While China’s economy softened and commodities plunged the Aussie Dollar plunged more than 20% vs. the US Dollar. This means that Australia’s strength is a classic case of a devalued currency. Rather than growth momentum driven by a stronger economic environment, the Aussie’s sharp fall has provided that respite.

Let’s look back at the exports picture since August 2014. If we neutralize the 23% plunge in the AUDUSD rate, a clearer picture emerges. While nominal exports have grown since the summer of 2014, currency-adjusted exports have plunged.

This also explains the stabilizing inflation numbers; as the Aussie weakened, imported goods began costing more and consumer prices moved higher.

What this means is that the recent strength of the Australian economy hangs upon a weaker Aussie Dollar. Consequently, if the Aussie strengthens, those positive factors will fade, and the outlook would dim once again.

Chart of The Australian Dollar and Australian Exports
Chart courtesy of

Carving Your Aussie Strategy
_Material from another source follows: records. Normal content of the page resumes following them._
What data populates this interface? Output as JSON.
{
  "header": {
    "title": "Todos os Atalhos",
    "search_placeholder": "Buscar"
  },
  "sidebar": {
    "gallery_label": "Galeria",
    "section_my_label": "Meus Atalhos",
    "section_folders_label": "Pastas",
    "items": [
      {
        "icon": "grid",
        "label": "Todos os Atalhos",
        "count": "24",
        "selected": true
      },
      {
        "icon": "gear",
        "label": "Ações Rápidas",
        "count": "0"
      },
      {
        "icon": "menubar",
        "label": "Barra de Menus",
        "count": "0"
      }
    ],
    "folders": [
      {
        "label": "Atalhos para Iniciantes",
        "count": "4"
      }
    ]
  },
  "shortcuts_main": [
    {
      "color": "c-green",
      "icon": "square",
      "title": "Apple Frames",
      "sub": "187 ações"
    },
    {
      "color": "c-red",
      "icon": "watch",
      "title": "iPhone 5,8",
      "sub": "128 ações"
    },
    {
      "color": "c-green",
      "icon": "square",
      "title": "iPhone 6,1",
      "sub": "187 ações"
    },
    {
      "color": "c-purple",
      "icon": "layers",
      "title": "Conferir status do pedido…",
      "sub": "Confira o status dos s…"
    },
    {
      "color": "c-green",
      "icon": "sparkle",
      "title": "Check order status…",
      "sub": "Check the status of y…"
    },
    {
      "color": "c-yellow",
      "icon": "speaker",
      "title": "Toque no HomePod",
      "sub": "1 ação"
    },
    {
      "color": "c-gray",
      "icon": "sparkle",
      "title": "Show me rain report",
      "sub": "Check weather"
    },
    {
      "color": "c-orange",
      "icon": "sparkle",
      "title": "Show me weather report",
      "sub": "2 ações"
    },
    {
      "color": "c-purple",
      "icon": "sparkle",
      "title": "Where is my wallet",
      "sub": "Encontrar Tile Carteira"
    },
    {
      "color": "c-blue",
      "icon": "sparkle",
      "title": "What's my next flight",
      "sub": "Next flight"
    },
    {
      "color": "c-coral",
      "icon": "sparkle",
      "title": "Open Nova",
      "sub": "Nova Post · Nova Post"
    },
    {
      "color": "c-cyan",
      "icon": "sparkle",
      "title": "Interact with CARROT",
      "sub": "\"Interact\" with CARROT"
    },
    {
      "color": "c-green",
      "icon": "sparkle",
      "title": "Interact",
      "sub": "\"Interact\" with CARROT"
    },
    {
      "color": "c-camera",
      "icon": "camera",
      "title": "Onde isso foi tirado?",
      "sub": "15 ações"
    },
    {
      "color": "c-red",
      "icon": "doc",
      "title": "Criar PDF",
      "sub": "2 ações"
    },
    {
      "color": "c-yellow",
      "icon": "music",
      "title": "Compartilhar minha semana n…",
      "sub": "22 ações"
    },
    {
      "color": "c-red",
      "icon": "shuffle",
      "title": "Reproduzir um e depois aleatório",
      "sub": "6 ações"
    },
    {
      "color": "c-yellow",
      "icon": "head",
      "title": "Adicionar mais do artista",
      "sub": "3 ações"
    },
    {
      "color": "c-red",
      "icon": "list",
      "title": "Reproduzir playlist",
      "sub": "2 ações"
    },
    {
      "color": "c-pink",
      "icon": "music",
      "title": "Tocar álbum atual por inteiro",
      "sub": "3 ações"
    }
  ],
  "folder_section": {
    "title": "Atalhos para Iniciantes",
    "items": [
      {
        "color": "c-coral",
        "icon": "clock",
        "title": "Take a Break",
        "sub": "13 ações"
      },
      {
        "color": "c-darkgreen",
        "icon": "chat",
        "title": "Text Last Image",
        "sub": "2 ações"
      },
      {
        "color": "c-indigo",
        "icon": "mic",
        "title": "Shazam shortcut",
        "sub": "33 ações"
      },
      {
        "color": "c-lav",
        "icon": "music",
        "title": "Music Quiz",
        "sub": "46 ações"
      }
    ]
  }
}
From the preceding it might seem the average trader wouldn’t have any taste for an Aussie long. In fact, that shouldn’t be the case at all. True, if the macroeconomic environment stays as is, a stronger Aussie could derail the recovery. That would backfire on the Aussie Dollar. From a macroeconomic standpoint, the effect on a currency could take a while. Perhaps even a quarter or longer before it drills down to the real economy.

In the meanwhile, that leaves the RBA with no appetite for cutting rates. And that is enough to diverge, over the short term, from most central banks. Well, except, of course, from the Fed.

So how would we carve a strategy out of this? First, we need a pair with the Aussie and one side and, on the other, a currency with a loose monetary policy. Second, we know a stronger Aussie might backfire in the long term so we must focus on a short term trade.

Below, we have the daily chart for the AUDCHF pair. As you know, the CHF (Swiss Franc) moves in tandem with the Euro. Of course, stimulus is looming large on the Euro. That makes the AUDCHF a good place to start. (The reason we did not use the Euro is simply a matter of convenience. The chart pattern for the AUDCHF is more convenient for drawing a trajectory.)

As can be seen, the support lays around the Fibonacci level of 0.73. Meanwhile, the two resistance levels above are the two immediate targets. The pair could move towards the targets as ECB stimulus nears.

Those who prefer to avoid the Swissy (after the SNB fiasco back in January) have a viable alternative. The AUDJPY pair, especially with Japan’s economy slowing again, could also be a good fit.

Chart courtesy of Metaquotes

Look for my post next week.

Lior Alkalay Contributor - Forex

Disclosure: This article is the opinion of the contributor themselves. The above is a matter of opinion provided for general information purposes only and is not intended as investment advice. This contributor is not receiving compensation (other than from for their opinion.

3 thoughts on “Aussie Dollar: Short to Long View

  1. I agree with your analysis. AUD USD has been in a several hundred pip range above .7000 for months now. I see a move below .7000 several hundred pips followed by a period of accumulation and then finally a strong move back up. The markets have been rangey lately. As all of the positive Aussie news and negative China news is absorbed by the market and the pair tests the top and bottom of the range above .7000, traders continue to take long positions against what appears to be selling pressure (professional accumulation). I think the market is going to continue to move down in a grinding fashion and the longs are going to continue to get stopped out. When price action gets below .7000 and everyone gets short the market will move higher.

Comments are closed.